The procedure had been followed, the software tools had been used, but nobody had checked the documents. Instead, they relied on the software’s automation.
Who Was at Fault?
The Health & Safety Executive (HSE) investigated this incident. After a lengthy process and the submission of guilty pleas, heavy fines and court costs were incurred by:
- the injured worker’s supervisor, who uploaded the wrong documents,
- the company who employed the supervisor,
- the main contractor,
- the venue owner, who simply believed the main contractor was operating safely.
Everyone at every level was found responsible.
Is There a Different Way? How Can Such Accidents be Prevented?
A system that makes it impossible to proceed without all documents being checked could have prevented this unfortunate situation.
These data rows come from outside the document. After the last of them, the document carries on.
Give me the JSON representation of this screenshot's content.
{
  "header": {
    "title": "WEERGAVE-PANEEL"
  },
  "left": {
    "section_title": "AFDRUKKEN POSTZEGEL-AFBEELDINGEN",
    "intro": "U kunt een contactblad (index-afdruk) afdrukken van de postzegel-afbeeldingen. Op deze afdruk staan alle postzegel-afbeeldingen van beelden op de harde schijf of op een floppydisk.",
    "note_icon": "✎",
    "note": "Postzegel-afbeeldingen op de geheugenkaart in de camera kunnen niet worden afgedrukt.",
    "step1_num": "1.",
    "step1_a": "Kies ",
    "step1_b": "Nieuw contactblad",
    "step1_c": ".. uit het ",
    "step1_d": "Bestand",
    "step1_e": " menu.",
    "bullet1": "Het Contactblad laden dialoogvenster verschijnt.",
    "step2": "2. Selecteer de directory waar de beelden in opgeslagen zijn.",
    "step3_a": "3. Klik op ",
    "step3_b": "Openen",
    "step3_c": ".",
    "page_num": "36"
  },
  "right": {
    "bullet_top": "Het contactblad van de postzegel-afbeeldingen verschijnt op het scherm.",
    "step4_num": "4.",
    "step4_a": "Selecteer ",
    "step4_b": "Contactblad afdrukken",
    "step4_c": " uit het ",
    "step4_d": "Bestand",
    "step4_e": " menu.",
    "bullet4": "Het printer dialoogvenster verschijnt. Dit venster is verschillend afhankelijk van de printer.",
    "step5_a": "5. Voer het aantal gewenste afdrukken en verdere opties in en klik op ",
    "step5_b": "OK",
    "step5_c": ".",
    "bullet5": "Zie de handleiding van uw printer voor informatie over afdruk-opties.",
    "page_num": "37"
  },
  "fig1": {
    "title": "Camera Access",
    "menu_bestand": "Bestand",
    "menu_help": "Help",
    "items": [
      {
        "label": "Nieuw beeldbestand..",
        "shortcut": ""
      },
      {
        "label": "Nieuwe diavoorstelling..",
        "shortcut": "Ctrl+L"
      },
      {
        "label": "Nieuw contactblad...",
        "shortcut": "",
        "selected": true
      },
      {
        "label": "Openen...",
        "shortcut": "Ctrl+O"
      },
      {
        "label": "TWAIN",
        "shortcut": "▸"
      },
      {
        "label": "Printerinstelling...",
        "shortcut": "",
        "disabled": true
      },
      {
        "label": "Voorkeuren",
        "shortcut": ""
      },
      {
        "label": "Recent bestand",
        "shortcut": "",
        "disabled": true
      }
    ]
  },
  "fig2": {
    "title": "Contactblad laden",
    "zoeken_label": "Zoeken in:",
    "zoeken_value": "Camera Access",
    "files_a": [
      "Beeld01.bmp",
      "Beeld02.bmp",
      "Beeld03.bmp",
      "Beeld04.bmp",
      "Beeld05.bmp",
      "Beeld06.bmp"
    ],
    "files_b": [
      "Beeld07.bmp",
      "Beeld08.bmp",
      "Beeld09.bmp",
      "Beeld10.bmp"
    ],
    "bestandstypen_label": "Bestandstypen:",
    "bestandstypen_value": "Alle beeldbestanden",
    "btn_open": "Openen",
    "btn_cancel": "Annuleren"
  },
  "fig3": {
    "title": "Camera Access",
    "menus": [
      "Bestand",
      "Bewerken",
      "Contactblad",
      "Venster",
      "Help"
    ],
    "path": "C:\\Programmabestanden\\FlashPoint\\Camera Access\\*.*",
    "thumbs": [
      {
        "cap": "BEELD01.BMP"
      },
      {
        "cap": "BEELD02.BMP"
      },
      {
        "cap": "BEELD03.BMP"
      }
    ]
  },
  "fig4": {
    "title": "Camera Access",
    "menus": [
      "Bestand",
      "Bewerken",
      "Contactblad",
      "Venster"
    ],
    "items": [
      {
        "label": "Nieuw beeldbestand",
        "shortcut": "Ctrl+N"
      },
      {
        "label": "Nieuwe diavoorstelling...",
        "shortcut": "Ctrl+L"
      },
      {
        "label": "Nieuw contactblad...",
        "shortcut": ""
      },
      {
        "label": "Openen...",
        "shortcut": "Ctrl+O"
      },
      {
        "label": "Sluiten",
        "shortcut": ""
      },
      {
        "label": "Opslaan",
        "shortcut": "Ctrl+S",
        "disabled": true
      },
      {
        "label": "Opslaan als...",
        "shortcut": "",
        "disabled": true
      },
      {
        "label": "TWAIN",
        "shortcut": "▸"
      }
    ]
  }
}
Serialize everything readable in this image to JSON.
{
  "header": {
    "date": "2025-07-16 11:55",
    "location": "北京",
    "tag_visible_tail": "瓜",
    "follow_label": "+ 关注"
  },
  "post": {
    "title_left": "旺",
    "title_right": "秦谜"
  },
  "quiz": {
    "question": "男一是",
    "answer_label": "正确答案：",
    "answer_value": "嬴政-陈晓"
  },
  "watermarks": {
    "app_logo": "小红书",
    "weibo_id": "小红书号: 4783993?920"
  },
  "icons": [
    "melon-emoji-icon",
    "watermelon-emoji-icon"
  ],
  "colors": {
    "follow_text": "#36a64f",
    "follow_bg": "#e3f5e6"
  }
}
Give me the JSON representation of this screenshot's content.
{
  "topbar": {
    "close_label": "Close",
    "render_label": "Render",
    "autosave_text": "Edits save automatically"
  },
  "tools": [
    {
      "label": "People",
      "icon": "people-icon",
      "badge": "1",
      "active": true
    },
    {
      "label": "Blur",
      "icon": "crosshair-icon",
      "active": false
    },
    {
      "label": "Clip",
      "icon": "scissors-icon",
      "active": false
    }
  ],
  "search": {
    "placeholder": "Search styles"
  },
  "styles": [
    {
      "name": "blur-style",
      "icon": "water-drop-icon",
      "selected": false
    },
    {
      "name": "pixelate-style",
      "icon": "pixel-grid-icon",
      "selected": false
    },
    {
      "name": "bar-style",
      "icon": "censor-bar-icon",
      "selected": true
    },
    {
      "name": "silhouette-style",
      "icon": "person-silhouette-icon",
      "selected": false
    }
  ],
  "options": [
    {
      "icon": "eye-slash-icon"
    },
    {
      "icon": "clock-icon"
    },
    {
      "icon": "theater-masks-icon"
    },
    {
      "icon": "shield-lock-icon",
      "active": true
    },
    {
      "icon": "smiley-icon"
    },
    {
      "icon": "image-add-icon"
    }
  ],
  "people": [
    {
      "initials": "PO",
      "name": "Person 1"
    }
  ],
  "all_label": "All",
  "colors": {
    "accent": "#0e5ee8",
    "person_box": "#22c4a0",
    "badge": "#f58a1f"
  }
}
If such a system had been used, the incorrect documents would have been discovered before the event began.
An investigation would have taken place and the worker’s lack of experience and training would have been discovered before the start of the event. He would not have been allowed to work there.
Therefore, the accident would have been prevented, the companies involved would not have faced penalties and the worker would not have been injured.
Karl Spencer is the founder and managing director of Your Safety PAL, a web-based health and safety management system that enables companies to verify that all the correct documentation has been submitted and uploaded before a project, job or event begins. Your Safety PAL also ensures that each worker has received adequate training and understood all the risks and hazards before starting work.
It encourages a holistic and positive health and safety culture within companies and industries by allowing all users to share relevant health and safety information directly with others. Your Safety PAL can be accessed through smartphones so workers can receive up-to-date information while they are working on-site and managers can access documentation wherever they are and easily carry out on-site health and safety audits.
Find out more and sign up for a free trialat www.yoursafetypal.com.